Why You Shouldn’t Freak Out About Your Copper Mug Giving You Food Poisoning
By now, you've likely heard some scary reports alleging that the copper mug you love to drink Moscow Mules in might give you food poisoning. However, you shouldn't freak out: Chances are, your trusty Moscow Mule mug that you love to drink from on the weekends is not going to risk your health. Despite the fear that the latest headlines have been inspiring, it's honestly not very likely that your homestyle copper mug is going to give you food poisoning if you drink a Moscow Mule or any other sort of alcoholic beverage from it, and there's one very important reason for this.
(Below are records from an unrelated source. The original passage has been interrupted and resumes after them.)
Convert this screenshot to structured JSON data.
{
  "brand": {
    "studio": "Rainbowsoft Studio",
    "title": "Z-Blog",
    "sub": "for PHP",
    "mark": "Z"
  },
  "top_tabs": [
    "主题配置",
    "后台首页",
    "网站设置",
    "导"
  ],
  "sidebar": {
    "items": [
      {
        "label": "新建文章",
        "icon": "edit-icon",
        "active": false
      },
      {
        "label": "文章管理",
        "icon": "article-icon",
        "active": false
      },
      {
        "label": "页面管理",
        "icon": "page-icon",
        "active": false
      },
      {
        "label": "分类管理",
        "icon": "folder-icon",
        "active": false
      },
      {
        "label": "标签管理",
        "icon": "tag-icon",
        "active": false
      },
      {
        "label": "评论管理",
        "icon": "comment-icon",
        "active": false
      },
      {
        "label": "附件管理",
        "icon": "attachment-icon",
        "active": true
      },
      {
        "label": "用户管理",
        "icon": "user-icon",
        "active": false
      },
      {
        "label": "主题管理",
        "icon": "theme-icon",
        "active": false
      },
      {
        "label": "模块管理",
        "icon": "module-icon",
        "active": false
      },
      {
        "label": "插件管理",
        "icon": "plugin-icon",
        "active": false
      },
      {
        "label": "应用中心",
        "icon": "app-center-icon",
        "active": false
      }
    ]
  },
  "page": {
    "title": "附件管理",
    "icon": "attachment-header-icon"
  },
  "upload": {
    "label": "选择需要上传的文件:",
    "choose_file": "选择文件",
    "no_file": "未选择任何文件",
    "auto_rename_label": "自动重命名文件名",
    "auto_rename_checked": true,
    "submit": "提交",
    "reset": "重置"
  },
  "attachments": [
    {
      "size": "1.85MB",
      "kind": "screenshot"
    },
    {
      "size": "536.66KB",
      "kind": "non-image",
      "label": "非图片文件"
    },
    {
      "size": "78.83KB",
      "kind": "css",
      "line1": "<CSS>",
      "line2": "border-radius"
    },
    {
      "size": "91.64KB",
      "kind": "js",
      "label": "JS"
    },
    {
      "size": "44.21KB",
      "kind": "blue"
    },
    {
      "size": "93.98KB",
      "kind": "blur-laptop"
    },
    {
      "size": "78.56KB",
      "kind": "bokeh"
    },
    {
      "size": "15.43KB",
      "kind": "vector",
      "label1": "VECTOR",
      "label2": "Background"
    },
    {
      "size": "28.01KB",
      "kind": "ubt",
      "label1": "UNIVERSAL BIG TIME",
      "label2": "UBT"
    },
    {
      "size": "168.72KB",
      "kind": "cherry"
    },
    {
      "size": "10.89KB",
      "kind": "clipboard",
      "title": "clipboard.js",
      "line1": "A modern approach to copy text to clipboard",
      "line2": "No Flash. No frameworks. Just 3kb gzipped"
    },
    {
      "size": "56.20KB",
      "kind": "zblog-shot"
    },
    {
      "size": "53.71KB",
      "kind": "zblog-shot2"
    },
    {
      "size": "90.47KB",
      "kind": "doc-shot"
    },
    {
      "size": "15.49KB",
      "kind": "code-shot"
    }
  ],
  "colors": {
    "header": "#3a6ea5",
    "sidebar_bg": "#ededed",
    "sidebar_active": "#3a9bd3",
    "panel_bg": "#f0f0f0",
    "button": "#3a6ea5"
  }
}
First off, here's the lowdown on the reports circling about copper mugs: Earlier this week, Iowa's Alcoholic Beverages Division released a warning bulletin stating that copper should not come into contact with foods that have a pH below 6.0. Such foods include vinegar, fruit juice, wine, and the ingredients that are found in a traditional Moscow mule (which has a pH that falls well below 6.0).
Now, it is true that if you drink anything with a pH below 6.0 from a copper mug, you could get sick. But, if that copper cup has some sort of lining inside, you're A-OK. The good news is, most copper cups you'll find at bars or commercially available have this lining, so more often than not, you're entirely fine to drink from a copper mug.
According to David Werning, a spokesperson for the Iowa Department of Inspections and Appeals: "It's not that if you drink a Moscow Mule from a copper cup, you're going to die." The bulletin was more geared toward creating a strong establishment and universal guideline for public restaurants and bars to be extra-cautious. It was really just reinforcing something that everyone in the food and beverage industry already knew. In fact, many chefs and mixologists avoid copper anyway because it can alter the flavor of food, and if they use a copper cup, it's probably safe to serve alcohol in anyway, because it's likely lined. Also, it's important to mention that the Centers for Disease and Control state that "Ingesting high levels of copper can cause nausea, vomiting and diarrhea, while very high doses can lead to death." So don't eat your cup! You'll be fine!
If you're unsure whether the cup your Moscow Mule comes in is lined, ask or order it in a glass. It might not look as cute, but at least you don't have to wonder if you're at risk. But, realistically, the copper mug you have at home — so long as it was made in this century — is most likely covered with a lacquer, lined with nickel, or stainless steel and totally safe to drink out of.
So go on, drink your Moscow Mule, don't add to the copper chaos — brunch can go according to plan this weekend, don't you worry.